His personal clout I think will not be diminished by his new job. His friendship with President Aquino was forged in platinum long ago. P-Noy himself said they have “the same mindset, the same vision.” I do not think P-Noy will ever forget that Roxas readily gave up his own presidential ambitions when, after Cory Aquino died, the clamor for P-Noy became irresistible.
Roxas set aside his own campaign for the vice presidency to concentrate on P-Noy’s victory. Even as a private citizen during the last 12 months, he had been a constant companion and adviser of P-Noy here and abroad. That P-Noy absolutely trusts Roxas will always define their personal relationship and brotherly bond.
Eight of 10 PPPs. Instead of floating as an undefined “chief of staff,” Roxas will now have his own budget and fiefdom to run. There are over a dozen Cabinet departments, but remarkably, the DoTC handles eight of the 10 Public-Private Partnership (PPP) projects that the government wants to bid out this year.
In this sense, the DoTC is the most important government agency in the frontline of P-Noy’s war on poverty. It will be the pivotal entity that will energize the PPP. Although Cesar Purisima leads the PPP program, I am confident the good finance secretary realizes the frontline role of Roxas and will defer to his strategies.
The feasibility studies for these PPP projects are almost shovel-ready, and the private business sector eagerly awaits them, to bid for and undertake them. Their early implementation will surely revitalize the economy that has turned sluggish lately, with new job hires and with new requisitions of construction equipment and materials.
Roxas will instantly be the spark of our economic recovery and the indispensable key to the success of the PPP program. The President will personally head the war on corruption, while Roxas will spearhead the war on poverty. Very neat!
Nettlesome issues.
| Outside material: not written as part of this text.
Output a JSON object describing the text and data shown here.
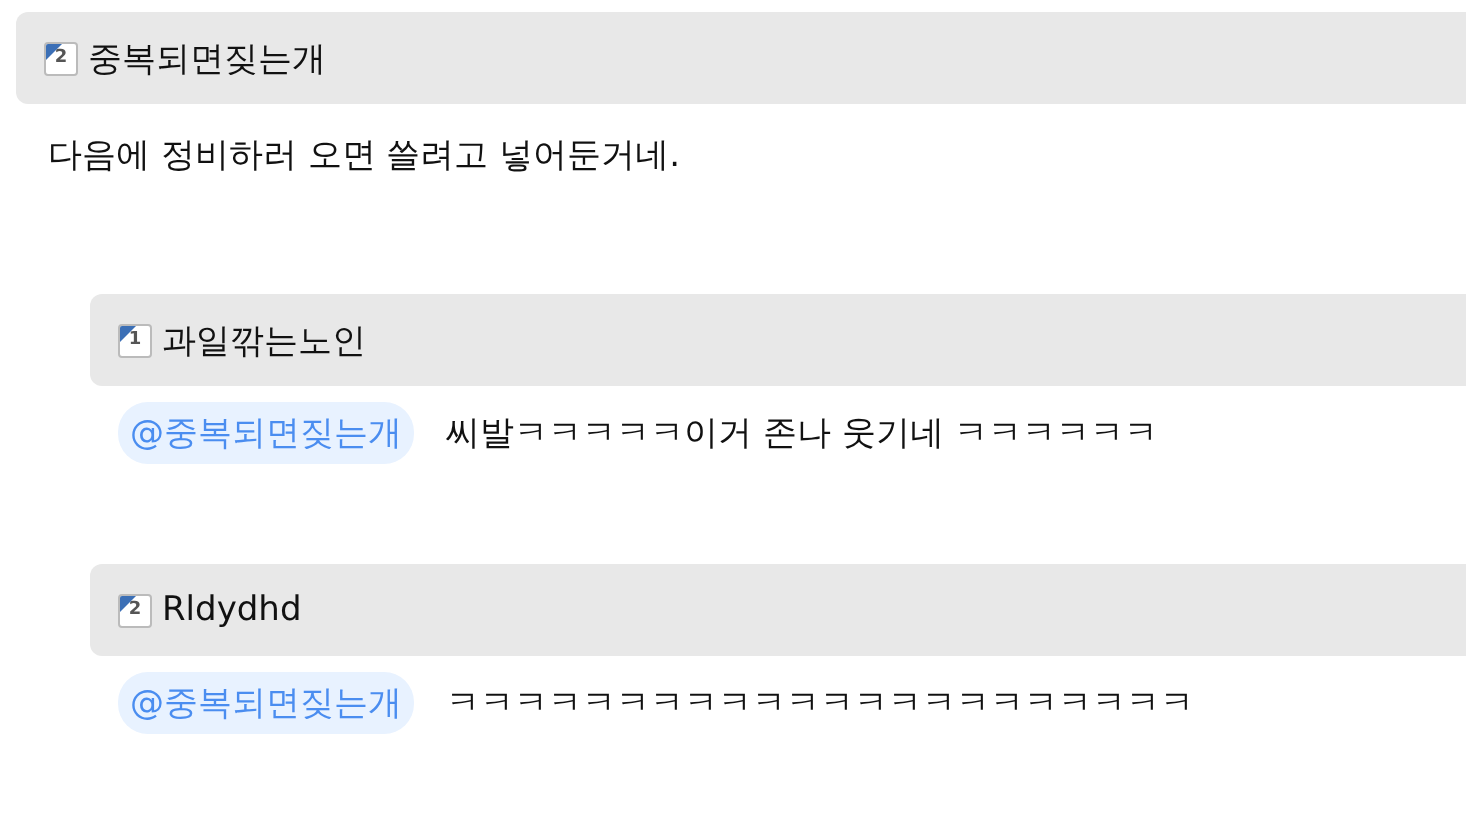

Apart from these PPP projects, there are several complex DoTC issues that will test the mettle of Roxas, among them:
First, the Naia 3. My two columns on January 9 and 16 detailed the labyrinths of and possible solutions to the horrible mess at Terminal 3 of the Ninoy Aquino International Airport (Naia 3). So, I will no longer repeat them now. Suffice it to point out that this problem has festered for 10 years with no end in sight. It has reached many forums including our Supreme Court, the Singapore-based Arbitration Tribunal of the International Chamber of Commerce, and the Washington-based International Center for the Settlement of International Disputes (Icsid) of the World Bank.
True, the Regional Trial Court of Pasay has recently fixed the “just compensation” due the Philippine International Air Terminal Company (Piatco) at $175 million, way below its demand of over a billion dollars. Consequently, Piatco I am sure will elevate this ruling to the Court of Appeals and the Supreme Court.
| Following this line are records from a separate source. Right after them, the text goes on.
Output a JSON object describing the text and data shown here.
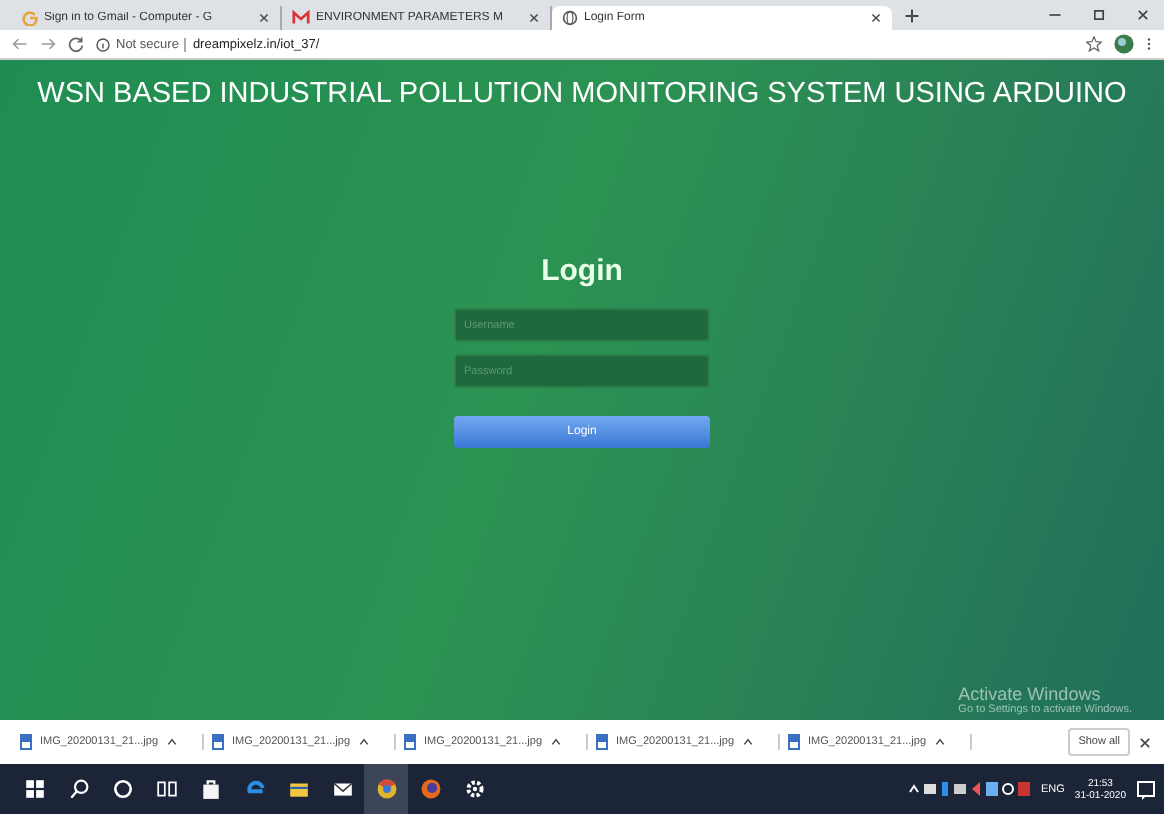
{
  "browser": {
    "tabs": [
      {
        "title": "Sign in to Gmail - Computer - G",
        "selected": false
      },
      {
        "title": "ENVIRONMENT PARAMETERS M",
        "selected": false
      },
      {
        "title": "Login Form",
        "selected": true
      }
    ],
    "security": "Not secure",
    "url": "dreampixelz.in/iot_37/"
  },
  "page": {
    "heading": "WSN BASED INDUSTRIAL POLLUTION MONITORING SYSTEM USING ARDUINO",
    "form": {
      "title": "Login",
      "fields": [
        {
          "placeholder": "Username"
        },
        {
          "placeholder": "Password"
        }
      ],
      "button": "Login"
    },
    "watermark": {
      "title": "Activate Windows",
      "subtitle": "Go to Settings to activate Windows."
    }
  },
  "downloads": {
    "files": [
      "IMG_20200131_21...jpg",
      "IMG_20200131_21...jpg",
      "IMG_20200131_21...jpg",
      "IMG_20200131_21...jpg",
      "IMG_20200131_21...jpg"
    ],
    "show_all": "Show all"
  },
  "taskbar": {
    "language": "ENG",
    "time": "21:53",
    "date": "31-01-2020"
  }
}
Money and law are not the only problems here. They are also diplomatic because the German government (via Fraport) is a major stakeholder in Piatco. Roxas could try novel solutions, including abandoning the apparently overpriced terminal and just constructing a new one. After all, we may have to wait another 10 years to solve the legal problems besetting it.
It may indeed be cheaper and faster to build a new terminal than to wait for the legal solutions to be eked out by the various forums. Abandoning Terminal 3 may even convince Piatco to agree to the $175-million RTC ruling, since it cannot operate the facility on its own because the Supreme Court has canceled its franchise in 2003.
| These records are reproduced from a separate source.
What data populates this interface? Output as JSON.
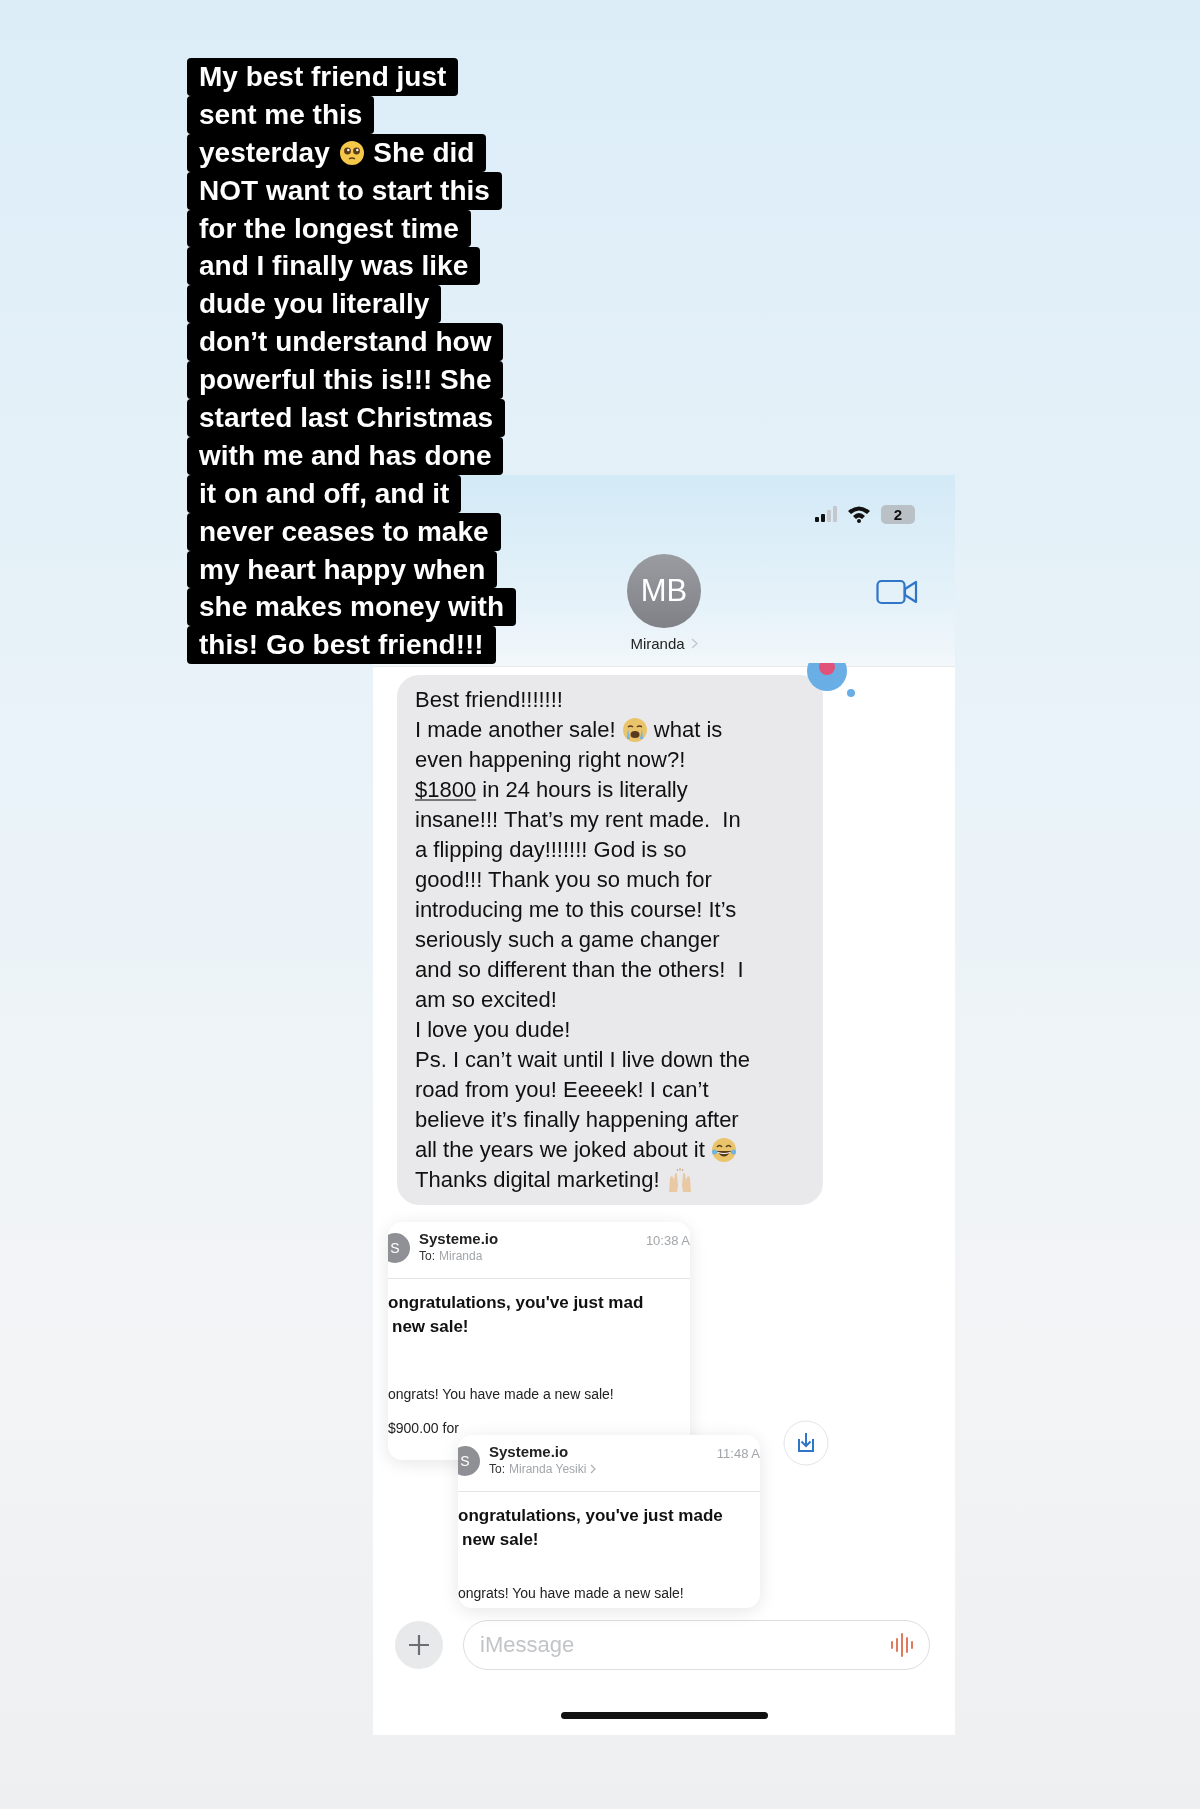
{
  "story_caption": {
    "lines": [
      [
        {
          "text": "My best friend just"
        }
      ],
      [
        {
          "text": "sent me this"
        }
      ],
      [
        {
          "text": "yesterday "
        },
        {
          "kind": "emoji"
        },
        {
          "text": " She did"
        }
      ],
      [
        {
          "text": "NOT want to start this"
        }
      ],
      [
        {
          "text": "for the longest time"
        }
      ],
      [
        {
          "text": "and I finally was like"
        }
      ],
      [
        {
          "text": "dude you literally"
        }
      ],
      [
        {
          "text": "don’t understand how"
        }
      ],
      [
        {
          "text": "powerful this is!!! She"
        }
      ],
      [
        {
          "text": "started last Christmas"
        }
      ],
      [
        {
          "text": "with me and has done"
        }
      ],
      [
        {
          "text": "it on and off, and it"
        }
      ],
      [
        {
          "text": "never ceases to make"
        }
      ],
      [
        {
          "text": "my heart happy when"
        }
      ],
      [
        {
          "text": "she makes money with"
        }
      ],
      [
        {
          "text": "this! Go best friend!!!"
        }
      ]
    ]
  },
  "phone": {
    "status_bar": {
      "battery": "2"
    },
    "contact": {
      "initials": "MB",
      "name": "Miranda"
    },
    "message": {
      "has_reaction": true,
      "lines": [
        [
          {
            "text": "Best friend!!!!!!!"
          }
        ],
        [
          {
            "text": "I made another sale! "
          },
          {
            "kind": "emoji"
          },
          {
            "text": " what is"
          }
        ],
        [
          {
            "text": "even happening right now?!"
          }
        ],
        [
          {
            "text": "$1800",
            "underline": true
          },
          {
            "text": " in 24 hours is literally"
          }
        ],
        [
          {
            "text": "insane!!! That’s my rent made.  In"
          }
        ],
        [
          {
            "text": "a flipping day!!!!!!! God is so"
          }
        ],
        [
          {
            "text": "good!!! Thank you so much for"
          }
        ],
        [
          {
            "text": "introducing me to this course! It’s"
          }
        ],
        [
          {
            "text": "seriously such a game changer"
          }
        ],
        [
          {
            "text": "and so different than the others!  I"
          }
        ],
        [
          {
            "text": "am so excited!"
          }
        ],
        [
          {
            "text": "I love you dude!"
          }
        ],
        [
          {
            "text": "Ps. I can’t wait until I live down the"
          }
        ],
        [
          {
            "text": "road from you! Eeeeek! I can’t"
          }
        ],
        [
          {
            "text": "believe it’s finally happening after"
          }
        ],
        [
          {
            "text": "all the years we joked about it "
          },
          {
            "kind": "emoji"
          }
        ],
        [
          {
            "text": "Thanks digital marketing! "
          },
          {
            "kind": "emoji"
          }
        ]
      ]
    },
    "emails": [
      {
        "avatar": "S",
        "sender": "Systeme.io",
        "to_label": "To:",
        "recipient": "Miranda",
        "chevron": false,
        "time": "10:38 A",
        "subject_lines": [
          "ongratulations, you've just mad",
          "new sale!"
        ],
        "body_lines": [
          "ongrats! You have made a new sale!",
          "$900.00 for"
        ]
      },
      {
        "avatar": "S",
        "sender": "Systeme.io",
        "to_label": "To:",
        "recipient": "Miranda Yesiki",
        "chevron": true,
        "time": "11:48 A",
        "subject_lines": [
          "ongratulations, you've just made",
          "new sale!"
        ],
        "body_lines": [
          "ongrats! You have made a new sale!"
        ]
      }
    ],
    "composer": {
      "placeholder": "iMessage"
    }
  }
}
Second, the $1.8 billion, 80-kilometer North Luzon Railway, now seven years in the making, is at a virtual standstill. The DOTC, under the indefatigable Ping de Jesus, wanted to renegotiate the many disadvantageous provisions of the agreement with China National Machinery and Engineering Group. Though deemed very expensive, the contract cannot just be rescinded because it involves the Chinese government, which is funding the project.
Third, Roxas will need the best of his political skills to mediate the Land Transportation Office (LTO) row with Stradcom, which has resulted in the suspension from office of LTO chief Virginia Torres, allegedly a P-Noy buddy.
There are other nettlesome issues the new DOTC boss will face, including the P11-billion roll-on roll-off seaports funded by France, the P7-billion radar control project funded by Japan, etc. But given his demonstrated political, diplomatic and technocratic skills, Roxas I think will come out the clean hero. If he cannot solve the problems, I wonder who can.
Let’s wish him luck.